-- Opening Marker --

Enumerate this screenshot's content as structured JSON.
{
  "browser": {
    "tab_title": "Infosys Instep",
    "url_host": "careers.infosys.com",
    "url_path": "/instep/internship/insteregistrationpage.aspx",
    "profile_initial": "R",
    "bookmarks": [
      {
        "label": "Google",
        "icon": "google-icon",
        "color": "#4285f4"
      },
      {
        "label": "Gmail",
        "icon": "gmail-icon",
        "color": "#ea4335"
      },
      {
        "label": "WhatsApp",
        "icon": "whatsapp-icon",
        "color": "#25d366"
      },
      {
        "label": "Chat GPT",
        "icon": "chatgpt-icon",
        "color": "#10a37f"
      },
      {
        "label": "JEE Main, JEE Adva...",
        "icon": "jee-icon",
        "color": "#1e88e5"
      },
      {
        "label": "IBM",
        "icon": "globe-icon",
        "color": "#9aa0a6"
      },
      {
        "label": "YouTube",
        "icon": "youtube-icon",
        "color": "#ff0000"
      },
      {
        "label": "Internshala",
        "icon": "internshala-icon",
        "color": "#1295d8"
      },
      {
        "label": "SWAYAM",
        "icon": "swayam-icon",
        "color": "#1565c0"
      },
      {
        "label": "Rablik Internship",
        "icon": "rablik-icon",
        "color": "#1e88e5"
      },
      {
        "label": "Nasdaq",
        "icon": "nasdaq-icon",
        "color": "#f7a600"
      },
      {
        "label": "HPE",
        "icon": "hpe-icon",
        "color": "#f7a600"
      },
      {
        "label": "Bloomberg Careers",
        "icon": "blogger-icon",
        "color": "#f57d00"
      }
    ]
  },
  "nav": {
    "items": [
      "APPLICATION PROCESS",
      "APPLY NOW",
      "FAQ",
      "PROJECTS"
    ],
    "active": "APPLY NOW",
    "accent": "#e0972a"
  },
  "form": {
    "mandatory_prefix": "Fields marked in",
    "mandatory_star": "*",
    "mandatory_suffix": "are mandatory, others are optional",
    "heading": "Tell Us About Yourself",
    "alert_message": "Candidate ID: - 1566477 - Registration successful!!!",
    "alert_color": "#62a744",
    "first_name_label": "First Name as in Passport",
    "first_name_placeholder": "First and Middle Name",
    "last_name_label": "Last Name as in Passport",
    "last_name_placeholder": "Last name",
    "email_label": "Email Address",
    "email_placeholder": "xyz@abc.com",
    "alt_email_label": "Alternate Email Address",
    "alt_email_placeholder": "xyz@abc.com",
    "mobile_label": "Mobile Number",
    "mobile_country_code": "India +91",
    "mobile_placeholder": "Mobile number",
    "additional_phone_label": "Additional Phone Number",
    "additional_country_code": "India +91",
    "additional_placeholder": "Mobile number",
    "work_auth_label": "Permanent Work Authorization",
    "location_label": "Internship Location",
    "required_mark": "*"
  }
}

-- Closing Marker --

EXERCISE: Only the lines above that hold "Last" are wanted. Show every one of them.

RESPONSE TO THE EXERCISE:
    "last_name_label": "Last Name as in Passport",
    "last_name_placeholder": "Last name",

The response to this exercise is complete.